Andrew Sean Greer’s novel Less, winner of the 2018 Pulitzer Prize for fiction, sends its protagonist, the hapless and endearing Arthur Less, a writer hoping to recapture his past modest success, on a quixotic journey around the world in order to avoid the impending wedding of his not-quite-serious boyfriend of nine years. Arthur cobbles together his world tour by accepting invitations to literary events including a teaching gig, a prize ceremony, a writer-in-residency, and an ill-fated review of Japanese cuisine.

Whether “celebrating” his 50th birthday on a camel in a Moroccan sandstorm, dangling from the windowsill of a locked Berlin apartment, or trying to write while raucous church-goers picnic below his room overlooking the Arabian Sea, Arthur muddles his way through various absurd adventures. There are also unapologetically joyful romantic encounters – a besotted young Bavarian, a handsome Spaniard on a Parisian balcony – woven through with Arthur’s memories of his first love, a famous older poet, and his last love, the charming young man whose wedding to someone else has precipitated Arthur’s flight. The book’s gentle probing of fame, creativity, and love is what gives it the depth and poignancy that are often absent from comedies.

Rumination on mortality underlies the comic mishaps as we become more attached to Arthur, more delighted by his befuddled innocence, and more convinced that he is a much better writer than expected; that he is, in fact, about to write a novel very similar to the one we are reading. Trenchant satire at the expense of literary pretentiousness is one of the book’s charms, as is the mysterious, wry narrator who slowly reveals himself to be anything but dispassionate:

“Less knows well the pleasures of youth – danger, excitement, losing oneself in a dark club with a pill, a shot, a stranger’s mouth – and with Robert and his friends, the pleasures of age – comfort and ease, beauty and taste, old friends and old stories and wine, whiskey, sunsets over the water. His entire life, he has alternated between the two…The city of youth, the country of age. But in between, where Less is living – that exurban existence? How has he never learned to live it?”

Greer’s writing is lyrical and deft, and Arthur’s literal, professional, and emotional coming of age evokes laughter and tears. Who could ask for anything more?

Laura Dickerman

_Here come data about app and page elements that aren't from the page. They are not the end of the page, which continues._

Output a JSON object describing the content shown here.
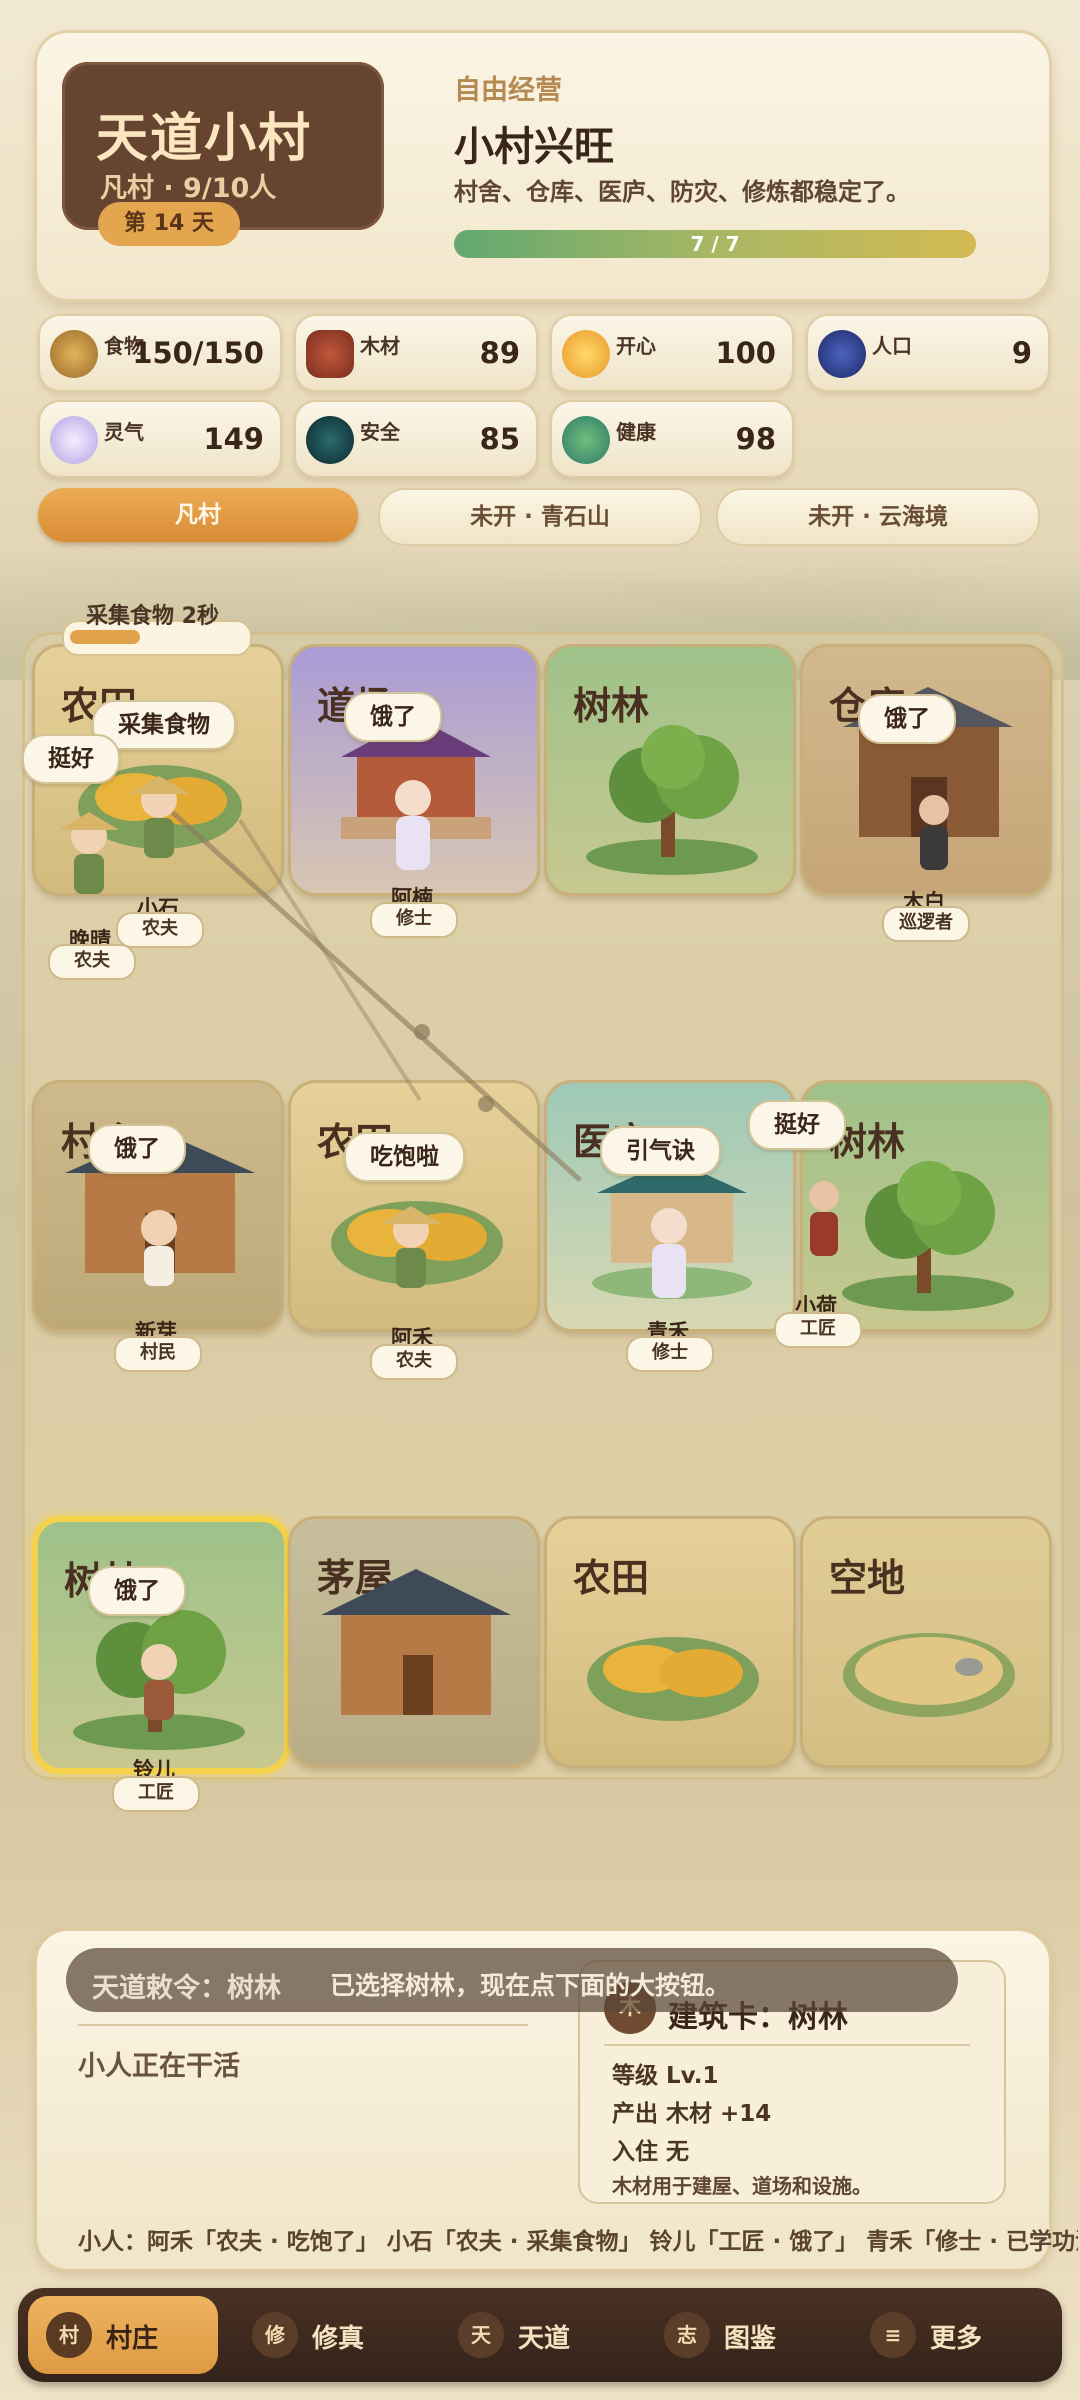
{
  "header": {
    "village_name": "天道小村",
    "village_sub": "凡村 · 9/10人",
    "day": "第 14 天",
    "mode": "自由经营",
    "status_title": "小村兴旺",
    "status_desc": "村舍、仓库、医庐、防灾、修炼都稳定了。",
    "progress_text": "7 / 7",
    "progress_ratio": 1.0
  },
  "resources": [
    {
      "label": "食物",
      "value": "150/150",
      "icon": "wheat-icon"
    },
    {
      "label": "木材",
      "value": "89",
      "icon": "wood-icon"
    },
    {
      "label": "开心",
      "value": "100",
      "icon": "smile-icon"
    },
    {
      "label": "人口",
      "value": "9",
      "icon": "people-icon"
    },
    {
      "label": "灵气",
      "value": "149",
      "icon": "spirit-icon"
    },
    {
      "label": "安全",
      "value": "85",
      "icon": "shield-orb-icon"
    },
    {
      "label": "健康",
      "value": "98",
      "icon": "herb-icon"
    }
  ],
  "tabs": [
    "凡村",
    "未开 · 青石山",
    "未开 · 云海境"
  ],
  "task": {
    "label": "采集食物 2秒",
    "progress": 0.4
  },
  "tiles": [
    {
      "name": "农田",
      "type": "farm"
    },
    {
      "name": "道场",
      "type": "dojo"
    },
    {
      "name": "树林",
      "type": "forest"
    },
    {
      "name": "仓库",
      "type": "barn"
    },
    {
      "name": "村舍",
      "type": "house"
    },
    {
      "name": "农田",
      "type": "farm"
    },
    {
      "name": "医庐",
      "type": "medic"
    },
    {
      "name": "树林",
      "type": "forest"
    },
    {
      "name": "树林",
      "type": "forest"
    },
    {
      "name": "茅屋",
      "type": "hut"
    },
    {
      "name": "农田",
      "type": "farm"
    },
    {
      "name": "空地",
      "type": "empty"
    }
  ],
  "bubbles": [
    "采集食物",
    "挺好",
    "饿了",
    "饿了",
    "饿了",
    "吃饱啦",
    "引气诀",
    "挺好",
    "饿了"
  ],
  "villagers": [
    {
      "name": "小石",
      "role": "农夫"
    },
    {
      "name": "晚晴",
      "role": "农夫"
    },
    {
      "name": "阿楠",
      "role": "修士"
    },
    {
      "name": "木白",
      "role": "巡逻者"
    },
    {
      "name": "新芽",
      "role": "村民"
    },
    {
      "name": "阿禾",
      "role": "农夫"
    },
    {
      "name": "青禾",
      "role": "修士"
    },
    {
      "name": "小荷",
      "role": "工匠"
    },
    {
      "name": "铃儿",
      "role": "工匠"
    }
  ],
  "toast": {
    "title": "天道敕令：树林",
    "message": "已选择树林，现在点下面的大按钮。"
  },
  "working_label": "小人正在干活",
  "building_card": {
    "icon_char": "木",
    "title": "建筑卡：树林",
    "level": "等级  Lv.1",
    "output": "产出  木材 +14",
    "residents": "入住  无",
    "desc": "木材用于建屋、道场和设施。"
  },
  "villager_status_line": "小人：阿禾「农夫 · 吃饱了」 小石「农夫 · 采集食物」 铃儿「工匠 · 饿了」 青禾「修士 · 已学功法」",
  "nav": [
    {
      "icon_char": "村",
      "label": "村庄",
      "active": true
    },
    {
      "icon_char": "修",
      "label": "修真",
      "active": false
    },
    {
      "icon_char": "天",
      "label": "天道",
      "active": false
    },
    {
      "icon_char": "志",
      "label": "图鉴",
      "active": false
    },
    {
      "icon_char": "≡",
      "label": "更多",
      "active": false
    }
  ]
}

Laura Dickerman taught high school English for many years; has a couple of master's degrees in Fiction and English; and has lived in Vermont, New Haven, New York City, Philadelphia, Brussels, and currently Atlanta. She is bossy in two book clubs, opinionated about even things she knows very little about, believes you can put down a bad book, and passionately supports re-reading Middlemarch every five years.